After 23 years at Levi Strauss and Co., brand president Jennifer Sey is resigning following reports that her outspoken stance on pandemic-related school closures created tensions within the company.
On Monday, the denim executive published an article in Bari Weiss’ Common Sense—which was later reprinted in the New York Post—alleging that her controversial opinions were the reason for her being “pushed out” of her leadership position.
Since the beginning of the pandemic in 2020, Sey has been a vocal opponent of the U.S. public schools’ closure mandate, writing op-eds, appearing on local news shows and organizing rallies in support of keeping schools open. Ever since, she alleges that the company’s head of corporate communications, its legal and HR departments and ultimately president and CEO Chip Bergh warned her that she was a reflection of the company and that she should “think about” what she was saying.
The company has a long legacy of taking a stance on social issues such as gun reform, voters’ rights and immigration, and was recently one of six companies profiled in a corporate civic playbook for its initiatives for increasing voter turnout. While the company encourages employees to vote regardless of where they stand politically, both Bergh and the brand’s following lean left: Last year, the executive appeared in a televised interview with CNN reporter Poppy Harlow discussing Georgia’s “restrictive” and “racist” voting laws, noting that the company was working with legislators to ensure they weren’t passed in other states. He later defended his stance during a meeting with shareholders in April, stating that business leaders have a responsibility to be a part of these conversations.

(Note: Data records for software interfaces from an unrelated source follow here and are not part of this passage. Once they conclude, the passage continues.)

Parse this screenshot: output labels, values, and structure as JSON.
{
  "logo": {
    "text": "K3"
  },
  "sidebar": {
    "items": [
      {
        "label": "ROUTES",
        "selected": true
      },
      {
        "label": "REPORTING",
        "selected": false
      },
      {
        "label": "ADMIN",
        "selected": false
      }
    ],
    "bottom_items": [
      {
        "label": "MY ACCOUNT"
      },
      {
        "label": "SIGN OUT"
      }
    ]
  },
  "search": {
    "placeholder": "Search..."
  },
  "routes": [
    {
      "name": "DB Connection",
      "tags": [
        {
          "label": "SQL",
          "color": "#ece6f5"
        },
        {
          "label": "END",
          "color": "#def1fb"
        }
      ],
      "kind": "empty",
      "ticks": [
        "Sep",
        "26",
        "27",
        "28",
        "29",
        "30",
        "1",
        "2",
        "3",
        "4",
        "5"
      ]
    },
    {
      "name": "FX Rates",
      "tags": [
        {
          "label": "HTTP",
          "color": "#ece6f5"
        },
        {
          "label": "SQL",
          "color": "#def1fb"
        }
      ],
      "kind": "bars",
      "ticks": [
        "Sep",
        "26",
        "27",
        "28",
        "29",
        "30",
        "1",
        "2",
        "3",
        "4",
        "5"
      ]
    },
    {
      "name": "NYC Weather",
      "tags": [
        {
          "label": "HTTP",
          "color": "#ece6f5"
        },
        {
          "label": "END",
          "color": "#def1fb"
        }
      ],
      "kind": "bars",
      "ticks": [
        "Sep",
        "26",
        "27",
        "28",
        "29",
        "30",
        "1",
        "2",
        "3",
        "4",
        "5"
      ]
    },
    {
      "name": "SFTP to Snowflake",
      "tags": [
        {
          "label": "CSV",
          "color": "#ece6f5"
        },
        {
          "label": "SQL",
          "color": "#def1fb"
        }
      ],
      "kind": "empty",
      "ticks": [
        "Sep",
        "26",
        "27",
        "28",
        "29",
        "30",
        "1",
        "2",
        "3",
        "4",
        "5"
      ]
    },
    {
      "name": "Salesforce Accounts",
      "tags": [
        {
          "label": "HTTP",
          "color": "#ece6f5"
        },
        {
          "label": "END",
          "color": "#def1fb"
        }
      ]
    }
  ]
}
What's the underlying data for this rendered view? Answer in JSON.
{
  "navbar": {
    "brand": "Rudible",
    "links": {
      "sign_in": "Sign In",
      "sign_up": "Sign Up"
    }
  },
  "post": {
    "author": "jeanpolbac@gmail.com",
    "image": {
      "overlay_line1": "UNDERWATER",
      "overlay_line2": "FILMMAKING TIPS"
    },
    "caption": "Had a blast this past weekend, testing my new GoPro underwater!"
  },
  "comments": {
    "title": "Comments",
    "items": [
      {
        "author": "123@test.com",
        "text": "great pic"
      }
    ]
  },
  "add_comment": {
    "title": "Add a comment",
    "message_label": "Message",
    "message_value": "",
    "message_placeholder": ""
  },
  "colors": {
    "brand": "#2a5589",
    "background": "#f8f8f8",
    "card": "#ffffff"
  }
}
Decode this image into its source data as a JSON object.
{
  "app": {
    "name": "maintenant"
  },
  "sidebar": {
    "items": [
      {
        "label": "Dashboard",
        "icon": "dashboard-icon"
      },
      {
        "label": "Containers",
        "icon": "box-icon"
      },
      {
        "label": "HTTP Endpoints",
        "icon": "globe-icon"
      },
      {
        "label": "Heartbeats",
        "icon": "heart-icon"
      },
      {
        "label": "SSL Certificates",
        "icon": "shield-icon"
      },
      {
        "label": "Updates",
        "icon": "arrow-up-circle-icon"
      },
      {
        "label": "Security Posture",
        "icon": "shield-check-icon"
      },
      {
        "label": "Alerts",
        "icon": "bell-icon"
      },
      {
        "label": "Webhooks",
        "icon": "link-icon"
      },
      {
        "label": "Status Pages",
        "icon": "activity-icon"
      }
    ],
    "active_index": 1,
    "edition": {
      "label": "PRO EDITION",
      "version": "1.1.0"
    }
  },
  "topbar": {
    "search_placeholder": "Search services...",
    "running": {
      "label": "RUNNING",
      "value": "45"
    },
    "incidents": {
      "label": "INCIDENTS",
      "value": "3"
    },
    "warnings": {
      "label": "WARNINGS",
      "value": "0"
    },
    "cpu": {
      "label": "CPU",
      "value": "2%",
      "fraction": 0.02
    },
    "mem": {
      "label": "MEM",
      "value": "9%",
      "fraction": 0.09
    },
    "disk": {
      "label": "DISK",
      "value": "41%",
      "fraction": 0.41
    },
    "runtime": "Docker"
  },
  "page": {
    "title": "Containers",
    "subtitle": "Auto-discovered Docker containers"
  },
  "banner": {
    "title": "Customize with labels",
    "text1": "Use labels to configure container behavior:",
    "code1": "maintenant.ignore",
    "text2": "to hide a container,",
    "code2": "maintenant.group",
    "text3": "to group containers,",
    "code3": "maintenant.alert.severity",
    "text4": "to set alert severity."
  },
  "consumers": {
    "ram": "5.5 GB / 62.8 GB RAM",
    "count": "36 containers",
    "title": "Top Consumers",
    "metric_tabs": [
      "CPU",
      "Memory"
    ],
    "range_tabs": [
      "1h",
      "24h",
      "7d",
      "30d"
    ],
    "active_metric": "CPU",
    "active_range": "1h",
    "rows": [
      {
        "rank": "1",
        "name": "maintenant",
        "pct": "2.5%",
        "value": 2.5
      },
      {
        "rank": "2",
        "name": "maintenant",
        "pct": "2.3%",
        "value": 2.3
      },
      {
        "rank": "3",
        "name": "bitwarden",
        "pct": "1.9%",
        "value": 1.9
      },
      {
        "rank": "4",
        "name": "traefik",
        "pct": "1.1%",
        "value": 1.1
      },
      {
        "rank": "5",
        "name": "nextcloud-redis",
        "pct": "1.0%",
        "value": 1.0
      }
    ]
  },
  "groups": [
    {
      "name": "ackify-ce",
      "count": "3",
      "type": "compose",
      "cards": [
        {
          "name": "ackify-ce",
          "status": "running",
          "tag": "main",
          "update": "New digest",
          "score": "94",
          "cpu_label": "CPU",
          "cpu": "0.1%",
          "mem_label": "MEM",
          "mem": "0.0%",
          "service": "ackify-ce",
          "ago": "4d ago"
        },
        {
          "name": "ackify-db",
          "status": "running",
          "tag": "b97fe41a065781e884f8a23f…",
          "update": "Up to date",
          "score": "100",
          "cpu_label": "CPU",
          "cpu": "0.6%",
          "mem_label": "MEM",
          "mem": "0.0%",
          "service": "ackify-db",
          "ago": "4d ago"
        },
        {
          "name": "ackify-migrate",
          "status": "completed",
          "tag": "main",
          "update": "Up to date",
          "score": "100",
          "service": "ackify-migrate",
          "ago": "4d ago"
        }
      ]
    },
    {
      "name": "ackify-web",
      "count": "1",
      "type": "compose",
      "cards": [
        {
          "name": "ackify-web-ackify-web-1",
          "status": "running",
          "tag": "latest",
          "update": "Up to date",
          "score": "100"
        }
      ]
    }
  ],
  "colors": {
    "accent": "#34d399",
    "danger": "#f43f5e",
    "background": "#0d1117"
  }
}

Though Sey shared in a Monday Twitter thread that she always considered her political views to be “left” or “left of center,” critics feel her view on opening schools is dangerous—specifically to the minority population most vulnerable to Covid—and in line with that of QAnon conspiracy theorists. Instead, Sey said keeping schools closed would “cause the most harm to those least at risk, and the burden would fall heaviest on disadvantaged kids in public schools, who need the safety and routine of school the most.”
Sey’s op-ed detailed a Fall 2021 dinner where Bergh allegedly told her she was on track to become the next CEO of Levi’s—and that she just needed to “stop talking about the school thing.” Later, she was told it was “untenable” for her to stay, and subsequently turned down a $1 million severance package that would be given in exchange for signing a nondisclosure agreement. Sey went on to claim in her op-ed that Levi’s is “being held hostage by intolerant ideologues who do not believe in genuine inclusion or diversity.”
Levi Strauss & Co.’s director of business and financial communications Ancel Martínez issued a statement acknowledging Sey’s resignation, stating that her responsibilities would be fulfilled by Seth Ellison, the company’s executive vice president and chief commercial officer, on an interim basis.
“Levi Strauss & Co. has initiated a search for a new Levi’s brand president, an opportunity to lead one of the world’s best known and most respected consumer brands,” he said.
Last April, the company earned a top spot in a report from RepTrak, a solution that ranks global companies’ reputations among consumers. The report evaluates companies based on millions of data points surrounding their products and services, innovation, workplace, governance, citizenship, leadership and financial performance—categories that RepTrak considers the seven key drivers of reputation. Ranking for the 2021 report was based on 68,577 respondents collected globally across the 15 largest economies through online surveys. Levi’s was ranked No. 14 out of 100.